Your instructions:
Every line of the listing that contains the word "chevron" is to be copied out.

Stored data:
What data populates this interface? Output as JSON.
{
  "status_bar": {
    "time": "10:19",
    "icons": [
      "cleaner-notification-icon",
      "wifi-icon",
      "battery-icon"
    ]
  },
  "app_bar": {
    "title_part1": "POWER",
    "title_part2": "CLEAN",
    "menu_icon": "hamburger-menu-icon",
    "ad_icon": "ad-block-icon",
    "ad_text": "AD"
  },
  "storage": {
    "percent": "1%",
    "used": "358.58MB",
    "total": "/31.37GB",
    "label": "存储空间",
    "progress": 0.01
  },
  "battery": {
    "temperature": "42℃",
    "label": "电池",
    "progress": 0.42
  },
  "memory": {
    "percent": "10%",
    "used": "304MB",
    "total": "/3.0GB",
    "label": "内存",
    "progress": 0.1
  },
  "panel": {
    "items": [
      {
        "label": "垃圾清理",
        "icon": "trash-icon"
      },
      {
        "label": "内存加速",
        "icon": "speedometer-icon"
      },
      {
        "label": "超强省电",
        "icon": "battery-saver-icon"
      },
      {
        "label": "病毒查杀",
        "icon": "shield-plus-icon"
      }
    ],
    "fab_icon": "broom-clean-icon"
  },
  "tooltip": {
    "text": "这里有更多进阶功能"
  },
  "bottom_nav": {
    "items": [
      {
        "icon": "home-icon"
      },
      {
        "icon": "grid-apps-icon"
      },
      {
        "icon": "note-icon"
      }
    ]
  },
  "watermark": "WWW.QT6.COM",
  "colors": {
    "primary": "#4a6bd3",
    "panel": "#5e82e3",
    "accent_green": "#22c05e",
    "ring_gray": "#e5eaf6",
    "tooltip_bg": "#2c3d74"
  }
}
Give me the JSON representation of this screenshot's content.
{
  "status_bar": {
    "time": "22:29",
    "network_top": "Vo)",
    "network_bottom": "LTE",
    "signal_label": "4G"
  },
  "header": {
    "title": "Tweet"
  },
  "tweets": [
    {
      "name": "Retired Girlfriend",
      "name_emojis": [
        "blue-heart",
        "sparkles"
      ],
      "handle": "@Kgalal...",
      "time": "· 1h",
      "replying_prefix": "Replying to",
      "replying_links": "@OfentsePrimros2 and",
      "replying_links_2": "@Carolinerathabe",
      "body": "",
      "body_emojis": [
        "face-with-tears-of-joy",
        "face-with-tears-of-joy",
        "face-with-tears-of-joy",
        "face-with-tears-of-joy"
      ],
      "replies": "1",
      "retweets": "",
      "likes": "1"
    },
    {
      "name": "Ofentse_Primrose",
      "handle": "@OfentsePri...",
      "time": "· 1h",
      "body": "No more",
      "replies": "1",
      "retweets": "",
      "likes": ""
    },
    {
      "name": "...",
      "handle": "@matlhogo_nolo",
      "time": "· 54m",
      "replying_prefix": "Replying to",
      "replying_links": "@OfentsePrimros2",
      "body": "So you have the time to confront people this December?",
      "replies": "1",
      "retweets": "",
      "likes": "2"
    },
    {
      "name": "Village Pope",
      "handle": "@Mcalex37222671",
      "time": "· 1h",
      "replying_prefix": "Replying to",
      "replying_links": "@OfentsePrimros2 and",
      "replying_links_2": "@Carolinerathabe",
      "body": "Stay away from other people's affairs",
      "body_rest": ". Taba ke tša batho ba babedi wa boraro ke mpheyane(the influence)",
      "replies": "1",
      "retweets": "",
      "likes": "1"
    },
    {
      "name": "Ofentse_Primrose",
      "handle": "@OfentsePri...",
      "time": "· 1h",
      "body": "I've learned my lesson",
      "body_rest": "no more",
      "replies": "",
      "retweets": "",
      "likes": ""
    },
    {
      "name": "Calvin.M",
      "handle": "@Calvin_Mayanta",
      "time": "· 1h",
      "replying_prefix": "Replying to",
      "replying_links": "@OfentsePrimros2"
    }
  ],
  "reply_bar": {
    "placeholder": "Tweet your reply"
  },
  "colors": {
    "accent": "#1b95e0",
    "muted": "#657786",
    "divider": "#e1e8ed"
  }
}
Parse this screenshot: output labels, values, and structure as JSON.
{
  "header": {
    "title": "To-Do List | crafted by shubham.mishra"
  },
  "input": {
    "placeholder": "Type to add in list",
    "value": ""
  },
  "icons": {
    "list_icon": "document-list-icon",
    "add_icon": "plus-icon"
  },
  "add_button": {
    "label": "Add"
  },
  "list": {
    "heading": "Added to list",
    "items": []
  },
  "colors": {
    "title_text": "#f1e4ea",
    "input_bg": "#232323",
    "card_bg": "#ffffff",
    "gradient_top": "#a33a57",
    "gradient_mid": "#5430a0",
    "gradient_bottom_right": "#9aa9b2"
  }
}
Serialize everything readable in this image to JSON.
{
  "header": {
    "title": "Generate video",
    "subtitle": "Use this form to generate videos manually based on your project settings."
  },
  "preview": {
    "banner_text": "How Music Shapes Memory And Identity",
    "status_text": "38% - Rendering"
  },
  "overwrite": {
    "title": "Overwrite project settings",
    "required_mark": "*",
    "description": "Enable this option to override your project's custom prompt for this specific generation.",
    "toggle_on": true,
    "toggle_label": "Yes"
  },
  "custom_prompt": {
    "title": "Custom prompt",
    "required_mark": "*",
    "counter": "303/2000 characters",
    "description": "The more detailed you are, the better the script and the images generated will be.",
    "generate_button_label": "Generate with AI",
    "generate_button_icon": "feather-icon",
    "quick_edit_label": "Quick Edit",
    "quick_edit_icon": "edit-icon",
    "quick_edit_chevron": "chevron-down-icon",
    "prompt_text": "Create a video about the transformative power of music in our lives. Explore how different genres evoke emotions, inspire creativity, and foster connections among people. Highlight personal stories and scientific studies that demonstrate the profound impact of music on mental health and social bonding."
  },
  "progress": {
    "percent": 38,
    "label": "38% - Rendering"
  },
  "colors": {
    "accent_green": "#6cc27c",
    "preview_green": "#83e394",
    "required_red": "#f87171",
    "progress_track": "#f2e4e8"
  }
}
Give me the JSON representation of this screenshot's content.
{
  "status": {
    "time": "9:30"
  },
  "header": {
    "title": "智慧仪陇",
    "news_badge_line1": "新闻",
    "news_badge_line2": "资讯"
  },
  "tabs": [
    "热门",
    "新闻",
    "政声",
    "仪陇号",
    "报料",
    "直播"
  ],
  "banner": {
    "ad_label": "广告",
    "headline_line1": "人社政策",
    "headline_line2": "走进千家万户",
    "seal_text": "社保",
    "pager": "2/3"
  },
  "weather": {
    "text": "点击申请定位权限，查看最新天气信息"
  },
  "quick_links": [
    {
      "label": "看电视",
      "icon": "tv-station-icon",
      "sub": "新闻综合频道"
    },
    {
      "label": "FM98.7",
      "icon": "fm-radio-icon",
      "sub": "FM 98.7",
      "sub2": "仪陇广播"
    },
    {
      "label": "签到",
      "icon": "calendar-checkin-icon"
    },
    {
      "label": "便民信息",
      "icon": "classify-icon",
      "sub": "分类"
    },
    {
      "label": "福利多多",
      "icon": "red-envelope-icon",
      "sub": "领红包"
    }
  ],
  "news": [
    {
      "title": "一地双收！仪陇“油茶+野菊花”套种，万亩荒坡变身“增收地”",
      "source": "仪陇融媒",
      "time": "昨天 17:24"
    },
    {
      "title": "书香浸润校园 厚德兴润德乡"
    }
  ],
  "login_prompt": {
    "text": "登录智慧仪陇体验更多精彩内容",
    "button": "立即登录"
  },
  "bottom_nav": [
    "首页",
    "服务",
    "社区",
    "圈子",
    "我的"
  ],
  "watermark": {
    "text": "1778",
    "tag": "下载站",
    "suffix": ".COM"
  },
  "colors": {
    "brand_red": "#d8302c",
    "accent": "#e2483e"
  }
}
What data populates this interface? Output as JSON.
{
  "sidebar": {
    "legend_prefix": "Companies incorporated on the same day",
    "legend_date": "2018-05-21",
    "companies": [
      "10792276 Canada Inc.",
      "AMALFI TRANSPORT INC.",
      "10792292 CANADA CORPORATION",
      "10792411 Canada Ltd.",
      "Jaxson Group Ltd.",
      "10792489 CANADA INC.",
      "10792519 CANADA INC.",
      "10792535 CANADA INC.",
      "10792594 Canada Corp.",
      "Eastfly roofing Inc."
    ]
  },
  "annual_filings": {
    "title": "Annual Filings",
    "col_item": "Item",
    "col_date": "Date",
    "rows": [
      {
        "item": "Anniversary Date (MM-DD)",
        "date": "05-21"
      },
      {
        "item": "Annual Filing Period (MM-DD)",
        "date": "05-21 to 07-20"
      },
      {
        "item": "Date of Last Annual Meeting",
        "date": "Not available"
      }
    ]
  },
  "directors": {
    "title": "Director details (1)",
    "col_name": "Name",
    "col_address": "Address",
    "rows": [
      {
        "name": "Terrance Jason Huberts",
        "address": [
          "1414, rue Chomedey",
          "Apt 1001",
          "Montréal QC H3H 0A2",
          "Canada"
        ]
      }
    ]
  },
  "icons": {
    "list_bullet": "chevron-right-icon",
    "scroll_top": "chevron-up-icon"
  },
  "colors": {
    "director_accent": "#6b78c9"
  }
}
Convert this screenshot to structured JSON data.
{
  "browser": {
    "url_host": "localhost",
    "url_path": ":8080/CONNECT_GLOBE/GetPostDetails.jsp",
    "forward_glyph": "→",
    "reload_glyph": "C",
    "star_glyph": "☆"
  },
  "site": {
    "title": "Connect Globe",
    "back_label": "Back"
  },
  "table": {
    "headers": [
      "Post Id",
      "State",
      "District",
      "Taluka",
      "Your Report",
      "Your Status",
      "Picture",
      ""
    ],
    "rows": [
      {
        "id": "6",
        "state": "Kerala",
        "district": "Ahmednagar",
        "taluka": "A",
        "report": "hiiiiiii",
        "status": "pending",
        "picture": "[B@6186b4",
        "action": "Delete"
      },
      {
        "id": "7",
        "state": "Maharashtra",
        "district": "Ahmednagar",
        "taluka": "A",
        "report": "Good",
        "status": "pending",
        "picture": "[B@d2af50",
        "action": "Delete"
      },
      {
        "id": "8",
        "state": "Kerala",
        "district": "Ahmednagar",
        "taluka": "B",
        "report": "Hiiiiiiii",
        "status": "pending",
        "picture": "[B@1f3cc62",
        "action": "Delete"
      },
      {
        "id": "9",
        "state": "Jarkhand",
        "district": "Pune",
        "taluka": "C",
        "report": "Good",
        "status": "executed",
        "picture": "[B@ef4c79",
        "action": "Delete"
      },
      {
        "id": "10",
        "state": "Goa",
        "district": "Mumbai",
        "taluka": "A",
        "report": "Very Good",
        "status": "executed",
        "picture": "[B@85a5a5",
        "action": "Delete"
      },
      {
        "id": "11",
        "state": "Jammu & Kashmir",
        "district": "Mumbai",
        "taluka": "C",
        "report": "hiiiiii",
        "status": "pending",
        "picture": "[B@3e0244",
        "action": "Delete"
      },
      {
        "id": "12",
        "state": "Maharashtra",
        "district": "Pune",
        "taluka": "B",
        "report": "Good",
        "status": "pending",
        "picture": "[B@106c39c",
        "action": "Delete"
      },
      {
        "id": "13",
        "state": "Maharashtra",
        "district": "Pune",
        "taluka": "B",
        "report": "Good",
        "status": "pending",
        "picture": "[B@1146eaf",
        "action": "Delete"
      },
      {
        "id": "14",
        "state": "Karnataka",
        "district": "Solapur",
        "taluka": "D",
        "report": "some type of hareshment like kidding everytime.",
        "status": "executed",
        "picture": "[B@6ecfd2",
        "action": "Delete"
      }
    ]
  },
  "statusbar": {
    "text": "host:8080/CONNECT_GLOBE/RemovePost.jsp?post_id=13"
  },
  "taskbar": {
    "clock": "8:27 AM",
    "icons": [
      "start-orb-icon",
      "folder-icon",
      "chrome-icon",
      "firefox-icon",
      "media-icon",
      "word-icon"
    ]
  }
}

Answer for this exercise:
    "quick_edit_chevron": "chevron-down-icon",
    "list_bullet": "chevron-right-icon",
    "scroll_top": "chevron-up-icon"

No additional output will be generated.